Exercise details: Repeat each record that follows, keeping it identical.

[[ Extracted records open ]]

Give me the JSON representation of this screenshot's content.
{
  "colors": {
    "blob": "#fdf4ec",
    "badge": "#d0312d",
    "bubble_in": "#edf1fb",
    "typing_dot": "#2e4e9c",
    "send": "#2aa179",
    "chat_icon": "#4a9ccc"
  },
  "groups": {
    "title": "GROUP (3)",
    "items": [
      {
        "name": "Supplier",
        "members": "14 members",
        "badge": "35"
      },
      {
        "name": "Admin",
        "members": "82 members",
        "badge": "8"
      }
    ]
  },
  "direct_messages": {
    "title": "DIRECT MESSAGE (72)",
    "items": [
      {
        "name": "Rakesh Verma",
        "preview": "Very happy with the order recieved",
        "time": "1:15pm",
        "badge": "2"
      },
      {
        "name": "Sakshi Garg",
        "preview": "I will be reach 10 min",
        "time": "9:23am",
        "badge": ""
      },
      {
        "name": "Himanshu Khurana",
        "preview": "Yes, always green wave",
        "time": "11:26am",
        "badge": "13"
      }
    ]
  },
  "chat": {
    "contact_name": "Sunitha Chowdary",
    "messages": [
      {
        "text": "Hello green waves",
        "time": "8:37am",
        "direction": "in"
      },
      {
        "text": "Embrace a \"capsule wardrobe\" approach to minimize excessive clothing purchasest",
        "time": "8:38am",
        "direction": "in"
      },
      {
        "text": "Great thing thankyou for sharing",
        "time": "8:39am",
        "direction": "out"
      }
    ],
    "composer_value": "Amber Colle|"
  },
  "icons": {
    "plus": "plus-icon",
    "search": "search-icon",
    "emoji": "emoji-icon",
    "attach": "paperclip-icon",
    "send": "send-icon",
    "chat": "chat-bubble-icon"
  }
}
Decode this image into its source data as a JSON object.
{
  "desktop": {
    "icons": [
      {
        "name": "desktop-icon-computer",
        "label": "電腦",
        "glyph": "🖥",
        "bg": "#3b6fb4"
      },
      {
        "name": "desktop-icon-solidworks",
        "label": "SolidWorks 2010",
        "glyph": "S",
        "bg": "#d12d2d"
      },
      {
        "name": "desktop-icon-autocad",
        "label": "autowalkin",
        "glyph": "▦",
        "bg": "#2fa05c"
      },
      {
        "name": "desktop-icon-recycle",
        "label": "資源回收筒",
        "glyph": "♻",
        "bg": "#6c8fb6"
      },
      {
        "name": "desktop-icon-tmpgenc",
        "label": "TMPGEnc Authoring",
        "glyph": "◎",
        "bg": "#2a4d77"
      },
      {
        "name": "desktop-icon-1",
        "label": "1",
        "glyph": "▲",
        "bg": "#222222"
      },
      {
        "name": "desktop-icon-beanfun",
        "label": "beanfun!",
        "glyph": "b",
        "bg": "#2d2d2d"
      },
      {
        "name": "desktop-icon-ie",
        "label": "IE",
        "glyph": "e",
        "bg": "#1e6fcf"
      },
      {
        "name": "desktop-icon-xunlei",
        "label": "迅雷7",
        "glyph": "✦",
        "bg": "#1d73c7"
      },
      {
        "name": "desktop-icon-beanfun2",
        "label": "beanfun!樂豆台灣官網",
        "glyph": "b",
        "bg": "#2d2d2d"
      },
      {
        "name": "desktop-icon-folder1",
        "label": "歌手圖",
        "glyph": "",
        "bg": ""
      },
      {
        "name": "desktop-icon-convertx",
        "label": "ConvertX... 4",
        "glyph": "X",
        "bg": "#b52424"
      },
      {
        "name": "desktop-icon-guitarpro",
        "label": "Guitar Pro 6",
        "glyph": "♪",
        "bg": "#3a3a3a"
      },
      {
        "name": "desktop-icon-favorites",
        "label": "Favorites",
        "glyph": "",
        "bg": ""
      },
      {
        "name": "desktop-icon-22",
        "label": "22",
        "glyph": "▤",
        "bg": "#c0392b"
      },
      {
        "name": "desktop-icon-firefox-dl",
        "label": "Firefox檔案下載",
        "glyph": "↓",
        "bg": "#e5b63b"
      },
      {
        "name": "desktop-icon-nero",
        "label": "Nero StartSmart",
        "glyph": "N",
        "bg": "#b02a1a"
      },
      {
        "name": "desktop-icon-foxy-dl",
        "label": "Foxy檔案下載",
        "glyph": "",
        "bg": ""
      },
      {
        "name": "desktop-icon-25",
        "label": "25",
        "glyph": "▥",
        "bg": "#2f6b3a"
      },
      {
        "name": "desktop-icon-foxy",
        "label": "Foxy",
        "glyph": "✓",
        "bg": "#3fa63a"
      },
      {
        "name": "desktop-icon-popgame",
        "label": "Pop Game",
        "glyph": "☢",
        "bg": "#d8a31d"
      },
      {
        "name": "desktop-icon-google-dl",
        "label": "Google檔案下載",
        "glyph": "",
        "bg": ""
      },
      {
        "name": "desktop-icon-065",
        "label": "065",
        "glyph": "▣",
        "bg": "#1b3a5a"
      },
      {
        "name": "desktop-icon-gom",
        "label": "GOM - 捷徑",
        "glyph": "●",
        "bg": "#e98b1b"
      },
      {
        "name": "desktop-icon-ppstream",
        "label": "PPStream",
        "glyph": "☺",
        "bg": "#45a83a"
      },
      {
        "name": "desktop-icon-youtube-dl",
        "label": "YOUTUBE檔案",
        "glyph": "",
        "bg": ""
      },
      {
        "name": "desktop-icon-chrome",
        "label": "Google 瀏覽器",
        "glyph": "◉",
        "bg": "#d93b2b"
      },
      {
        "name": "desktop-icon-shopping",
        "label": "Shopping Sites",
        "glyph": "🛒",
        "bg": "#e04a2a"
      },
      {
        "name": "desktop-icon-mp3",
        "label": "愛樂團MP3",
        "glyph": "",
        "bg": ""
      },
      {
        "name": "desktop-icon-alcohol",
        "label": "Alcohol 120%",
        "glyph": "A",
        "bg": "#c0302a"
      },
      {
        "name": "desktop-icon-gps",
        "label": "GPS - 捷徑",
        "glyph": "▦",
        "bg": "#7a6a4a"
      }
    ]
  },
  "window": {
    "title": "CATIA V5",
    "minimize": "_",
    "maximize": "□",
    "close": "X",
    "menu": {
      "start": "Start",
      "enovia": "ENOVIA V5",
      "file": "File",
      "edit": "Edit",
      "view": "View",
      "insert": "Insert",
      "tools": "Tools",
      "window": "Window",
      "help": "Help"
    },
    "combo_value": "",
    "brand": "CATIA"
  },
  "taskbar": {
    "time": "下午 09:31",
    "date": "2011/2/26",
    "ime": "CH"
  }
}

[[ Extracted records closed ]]

Exercise answer:
Give me the JSON representation of this screenshot's content.
{
  "colors": {
    "blob": "#fdf4ec",
    "badge": "#d0312d",
    "bubble_in": "#edf1fb",
    "typing_dot": "#2e4e9c",
    "send": "#2aa179",
    "chat_icon": "#4a9ccc"
  },
  "groups": {
    "title": "GROUP (3)",
    "items": [
      {
        "name": "Supplier",
        "members": "14 members",
        "badge": "35"
      },
      {
        "name": "Admin",
        "members": "82 members",
        "badge": "8"
      }
    ]
  },
  "direct_messages": {
    "title": "DIRECT MESSAGE (72)",
    "items": [
      {
        "name": "Rakesh Verma",
        "preview": "Very happy with the order recieved",
        "time": "1:15pm",
        "badge": "2"
      },
      {
        "name": "Sakshi Garg",
        "preview": "I will be reach 10 min",
        "time": "9:23am",
        "badge": ""
      },
      {
        "name": "Himanshu Khurana",
        "preview": "Yes, always green wave",
        "time": "11:26am",
        "badge": "13"
      }
    ]
  },
  "chat": {
    "contact_name": "Sunitha Chowdary",
    "messages": [
      {
        "text": "Hello green waves",
        "time": "8:37am",
        "direction": "in"
      },
      {
        "text": "Embrace a \"capsule wardrobe\" approach to minimize excessive clothing purchasest",
        "time": "8:38am",
        "direction": "in"
      },
      {
        "text": "Great thing thankyou for sharing",
        "time": "8:39am",
        "direction": "out"
      }
    ],
    "composer_value": "Amber Colle|"
  },
  "icons": {
    "plus": "plus-icon",
    "search": "search-icon",
    "emoji": "emoji-icon",
    "attach": "paperclip-icon",
    "send": "send-icon",
    "chat": "chat-bubble-icon"
  }
}
Decode this image into its source data as a JSON object.
{
  "desktop": {
    "icons": [
      {
        "name": "desktop-icon-computer",
        "label": "電腦",
        "glyph": "🖥",
        "bg": "#3b6fb4"
      },
      {
        "name": "desktop-icon-solidworks",
        "label": "SolidWorks 2010",
        "glyph": "S",
        "bg": "#d12d2d"
      },
      {
        "name": "desktop-icon-autocad",
        "label": "autowalkin",
        "glyph": "▦",
        "bg": "#2fa05c"
      },
      {
        "name": "desktop-icon-recycle",
        "label": "資源回收筒",
        "glyph": "♻",
        "bg": "#6c8fb6"
      },
      {
        "name": "desktop-icon-tmpgenc",
        "label": "TMPGEnc Authoring",
        "glyph": "◎",
        "bg": "#2a4d77"
      },
      {
        "name": "desktop-icon-1",
        "label": "1",
        "glyph": "▲",
        "bg": "#222222"
      },
      {
        "name": "desktop-icon-beanfun",
        "label": "beanfun!",
        "glyph": "b",
        "bg": "#2d2d2d"
      },
      {
        "name": "desktop-icon-ie",
        "label": "IE",
        "glyph": "e",
        "bg": "#1e6fcf"
      },
      {
        "name": "desktop-icon-xunlei",
        "label": "迅雷7",
        "glyph": "✦",
        "bg": "#1d73c7"
      },
      {
        "name": "desktop-icon-beanfun2",
        "label": "beanfun!樂豆台灣官網",
        "glyph": "b",
        "bg": "#2d2d2d"
      },
      {
        "name": "desktop-icon-folder1",
        "label": "歌手圖",
        "glyph": "",
        "bg": ""
      },
      {
        "name": "desktop-icon-convertx",
        "label": "ConvertX... 4",
        "glyph": "X",
        "bg": "#b52424"
      },
      {
        "name": "desktop-icon-guitarpro",
        "label": "Guitar Pro 6",
        "glyph": "♪",
        "bg": "#3a3a3a"
      },
      {
        "name": "desktop-icon-favorites",
        "label": "Favorites",
        "glyph": "",
        "bg": ""
      },
      {
        "name": "desktop-icon-22",
        "label": "22",
        "glyph": "▤",
        "bg": "#c0392b"
      },
      {
        "name": "desktop-icon-firefox-dl",
        "label": "Firefox檔案下載",
        "glyph": "↓",
        "bg": "#e5b63b"
      },
      {
        "name": "desktop-icon-nero",
        "label": "Nero StartSmart",
        "glyph": "N",
        "bg": "#b02a1a"
      },
      {
        "name": "desktop-icon-foxy-dl",
        "label": "Foxy檔案下載",
        "glyph": "",
        "bg": ""
      },
      {
        "name": "desktop-icon-25",
        "label": "25",
        "glyph": "▥",
        "bg": "#2f6b3a"
      },
      {
        "name": "desktop-icon-foxy",
        "label": "Foxy",
        "glyph": "✓",
        "bg": "#3fa63a"
      },
      {
        "name": "desktop-icon-popgame",
        "label": "Pop Game",
        "glyph": "☢",
        "bg": "#d8a31d"
      },
      {
        "name": "desktop-icon-google-dl",
        "label": "Google檔案下載",
        "glyph": "",
        "bg": ""
      },
      {
        "name": "desktop-icon-065",
        "label": "065",
        "glyph": "▣",
        "bg": "#1b3a5a"
      },
      {
        "name": "desktop-icon-gom",
        "label": "GOM - 捷徑",
        "glyph": "●",
        "bg": "#e98b1b"
      },
      {
        "name": "desktop-icon-ppstream",
        "label": "PPStream",
        "glyph": "☺",
        "bg": "#45a83a"
      },
      {
        "name": "desktop-icon-youtube-dl",
        "label": "YOUTUBE檔案",
        "glyph": "",
        "bg": ""
      },
      {
        "name": "desktop-icon-chrome",
        "label": "Google 瀏覽器",
        "glyph": "◉",
        "bg": "#d93b2b"
      },
      {
        "name": "desktop-icon-shopping",
        "label": "Shopping Sites",
        "glyph": "🛒",
        "bg": "#e04a2a"
      },
      {
        "name": "desktop-icon-mp3",
        "label": "愛樂團MP3",
        "glyph": "",
        "bg": ""
      },
      {
        "name": "desktop-icon-alcohol",
        "label": "Alcohol 120%",
        "glyph": "A",
        "bg": "#c0302a"
      },
      {
        "name": "desktop-icon-gps",
        "label": "GPS - 捷徑",
        "glyph": "▦",
        "bg": "#7a6a4a"
      }
    ]
  },
  "window": {
    "title": "CATIA V5",
    "minimize": "_",
    "maximize": "□",
    "close": "X",
    "menu": {
      "start": "Start",
      "enovia": "ENOVIA V5",
      "file": "File",
      "edit": "Edit",
      "view": "View",
      "insert": "Insert",
      "tools": "Tools",
      "window": "Window",
      "help": "Help"
    },
    "combo_value": "",
    "brand": "CATIA"
  },
  "taskbar": {
    "time": "下午 09:31",
    "date": "2011/2/26",
    "ime": "CH"
  }
}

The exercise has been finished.